In terms of another significant characteristic of McElfatrick’s theater designs was the placement of the theatre on the first floor. Often his renovated or newly constructed theaters were the first in an area to place the entertainment venue on the ground level. He also included multiple exits, sprinkler systems, and improved dressing rooms. As I surveyed newspaper reviews of his buildings, I noticed that many of his theatre designs lowered the stage floor and constructed a raked floor for the auditorium seating. Furthermore, a secondary floor to place over stationary auditorium seating was also another feature that McElfatrick used. This transformed the space into one long banquet hall that extended the entire length of the room that continued onto the stage.
William McElfatrick initially studied architecture in his father’s office, but moved to Chicago after the 1871 fire. There he joined the firm of W. W. Boyington, as work was so plentiful and presented great opportunities for a young architect to make his mark. He returned to New York in the 1880s and began working with his father again. From the mid-1880s until his father’s passing in 1906, the firm was incredibly productive. In Canada, William H. McElfatrick and his father designed theatre buildings in Ottawa, Montreal, and Quebec.

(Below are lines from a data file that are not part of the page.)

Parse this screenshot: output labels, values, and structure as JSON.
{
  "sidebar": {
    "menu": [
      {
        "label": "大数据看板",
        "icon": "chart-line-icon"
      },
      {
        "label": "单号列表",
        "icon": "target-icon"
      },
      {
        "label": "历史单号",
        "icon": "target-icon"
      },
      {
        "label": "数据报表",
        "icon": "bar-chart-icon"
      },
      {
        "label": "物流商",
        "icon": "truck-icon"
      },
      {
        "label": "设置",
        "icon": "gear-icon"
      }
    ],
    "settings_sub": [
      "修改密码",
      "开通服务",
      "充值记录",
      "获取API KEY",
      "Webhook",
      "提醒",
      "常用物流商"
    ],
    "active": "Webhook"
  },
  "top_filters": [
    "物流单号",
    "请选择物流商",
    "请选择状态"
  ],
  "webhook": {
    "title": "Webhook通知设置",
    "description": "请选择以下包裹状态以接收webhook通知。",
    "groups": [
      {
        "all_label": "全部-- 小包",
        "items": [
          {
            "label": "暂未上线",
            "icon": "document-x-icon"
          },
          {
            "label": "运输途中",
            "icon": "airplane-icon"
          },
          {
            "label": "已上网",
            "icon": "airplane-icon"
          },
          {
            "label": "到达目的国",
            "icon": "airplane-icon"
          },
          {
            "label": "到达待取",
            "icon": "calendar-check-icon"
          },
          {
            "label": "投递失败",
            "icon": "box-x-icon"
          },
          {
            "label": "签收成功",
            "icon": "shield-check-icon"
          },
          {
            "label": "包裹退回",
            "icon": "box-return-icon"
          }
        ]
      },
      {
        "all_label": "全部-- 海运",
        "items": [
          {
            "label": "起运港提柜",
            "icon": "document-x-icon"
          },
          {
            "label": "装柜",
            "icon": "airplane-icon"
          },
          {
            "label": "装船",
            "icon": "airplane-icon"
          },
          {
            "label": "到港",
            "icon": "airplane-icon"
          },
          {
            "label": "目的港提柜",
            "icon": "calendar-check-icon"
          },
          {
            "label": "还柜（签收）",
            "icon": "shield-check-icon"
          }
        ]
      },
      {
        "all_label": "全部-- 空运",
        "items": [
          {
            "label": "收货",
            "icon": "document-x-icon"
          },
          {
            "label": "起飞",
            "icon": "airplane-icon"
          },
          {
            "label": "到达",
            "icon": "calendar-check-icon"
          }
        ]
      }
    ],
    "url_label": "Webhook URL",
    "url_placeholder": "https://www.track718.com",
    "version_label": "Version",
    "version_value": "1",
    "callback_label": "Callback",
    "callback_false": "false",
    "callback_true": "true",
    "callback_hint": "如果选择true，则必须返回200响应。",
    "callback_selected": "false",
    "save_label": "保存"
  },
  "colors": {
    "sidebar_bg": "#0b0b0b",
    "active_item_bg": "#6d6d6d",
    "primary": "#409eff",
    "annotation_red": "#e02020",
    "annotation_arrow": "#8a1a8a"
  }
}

What I found fascinating in looking at various articles during the mid-1890s, is that many of the new theaters credited to the firm were remodels. For example, the Lowell Opera House, the Avenue Theatre in Pittsburg, and the Howard Auditorium in Baltimore were three examples; all remodeled during 1894-1895. In each case the stage was enlarged, necessitating the purchase of a new drop curtain and scenery. Thomas G. Moses was there to create the stock scenery. Just as Moses had travelled throughout the west in the 1880s, painting scenery for new theaters that replaced burned predecessors, he was now following the theatre renovation parade.
And there was also a fraternal connection for both J. B. and his son William. William was a member of the Benevolent Protective Order of Elks (B.P.O.E.). He was a member in the Brooklyn Lodge at Atlantic City (The Brooklyn Daily Eagle, 11 July 1895, page 1). I have not been able to find a Masonic connection, but his father was a Freemason and it was unlikely that William would not follow in his footsteps. J. B. McElfatrick’s obituary published, “He was a Mason, was widely known to theatrical people all over the country, and was in active charge of his business to the last” (New York Times, 7 June 1906, page 7).
So here is where my two worlds intersect; McElfatrick was an architect who renovated dozens of existing buildings to include a stage and was also an active Freemason. His work was well known in Indianapolis, Columbus and Cincinnati, all cities that implemented some of the earliest stages for Scottish Rite degree productions in renovated buildings. What are the possibilities that McElfatrick was involved in the transformation of degree work that shifted the historical reenactments from the lodger room floor to the elevated stage?
To be continued…